Vince Gracco, PI of subcontract of a grant to Ludo Max

Research Goals. The research program takes a comprehensive neurobiological approach to explaining the neural basis of stuttering through an integrated series of theoretically-motivated, hypothesis-driven experiments. Parallel psychophysical (kinematics, sensorimotor adaptation, mechanical/sensory perturbations) and neuroimaging (fMRI) experiments are being conducted to address selected aspects of speech sensorimotor control that, according to our theoretical framework, may be implicated in stuttering. These in-depth studies have the potential to inform on the development and state of the speech motor control system in individuals who stutter, and to suggest new directions for research and clinical management. Understanding the basic neural mechanisms underlying stuttering is widely acknowledged as fundamental to informed diagnosis and treatment. The required cornerstone for this important knowledge is a theoretical framework of stuttering that accounts for various primary and associated speech characteristics and that is consistent with empirically-verified models of sensorimotor control and neural functioning.

Current Status.
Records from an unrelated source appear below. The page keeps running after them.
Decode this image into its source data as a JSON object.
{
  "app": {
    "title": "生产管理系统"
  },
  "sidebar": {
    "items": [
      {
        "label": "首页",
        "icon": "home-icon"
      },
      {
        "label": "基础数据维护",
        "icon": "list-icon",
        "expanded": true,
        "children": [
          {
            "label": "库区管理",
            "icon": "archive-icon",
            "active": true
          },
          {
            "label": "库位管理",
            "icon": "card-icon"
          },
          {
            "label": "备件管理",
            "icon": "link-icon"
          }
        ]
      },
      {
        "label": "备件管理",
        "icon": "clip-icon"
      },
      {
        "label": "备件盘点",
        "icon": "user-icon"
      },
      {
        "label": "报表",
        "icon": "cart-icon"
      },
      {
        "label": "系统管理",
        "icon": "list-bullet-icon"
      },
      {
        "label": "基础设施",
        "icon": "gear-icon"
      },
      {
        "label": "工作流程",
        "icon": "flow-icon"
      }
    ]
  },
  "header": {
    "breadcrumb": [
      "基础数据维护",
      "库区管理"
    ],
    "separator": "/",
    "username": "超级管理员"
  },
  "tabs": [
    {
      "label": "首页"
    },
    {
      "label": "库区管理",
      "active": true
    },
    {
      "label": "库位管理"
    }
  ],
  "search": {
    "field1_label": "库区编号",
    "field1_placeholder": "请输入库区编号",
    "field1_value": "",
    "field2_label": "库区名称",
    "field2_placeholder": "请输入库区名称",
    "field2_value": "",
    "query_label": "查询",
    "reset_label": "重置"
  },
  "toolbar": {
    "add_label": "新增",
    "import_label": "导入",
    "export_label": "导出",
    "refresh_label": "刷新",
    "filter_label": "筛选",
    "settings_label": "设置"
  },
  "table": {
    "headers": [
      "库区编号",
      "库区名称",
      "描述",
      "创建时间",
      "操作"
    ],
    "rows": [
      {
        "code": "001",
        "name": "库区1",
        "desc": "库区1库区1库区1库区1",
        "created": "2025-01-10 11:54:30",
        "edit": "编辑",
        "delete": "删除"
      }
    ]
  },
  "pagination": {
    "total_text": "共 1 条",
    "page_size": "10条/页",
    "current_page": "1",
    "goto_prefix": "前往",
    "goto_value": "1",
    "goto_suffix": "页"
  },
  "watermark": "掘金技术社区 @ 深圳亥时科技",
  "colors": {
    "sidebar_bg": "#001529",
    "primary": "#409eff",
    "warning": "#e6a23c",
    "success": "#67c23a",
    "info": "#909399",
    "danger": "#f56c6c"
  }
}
Funding for a new five year cycle began on 8/01/06. Total costs for the second year are $181,530.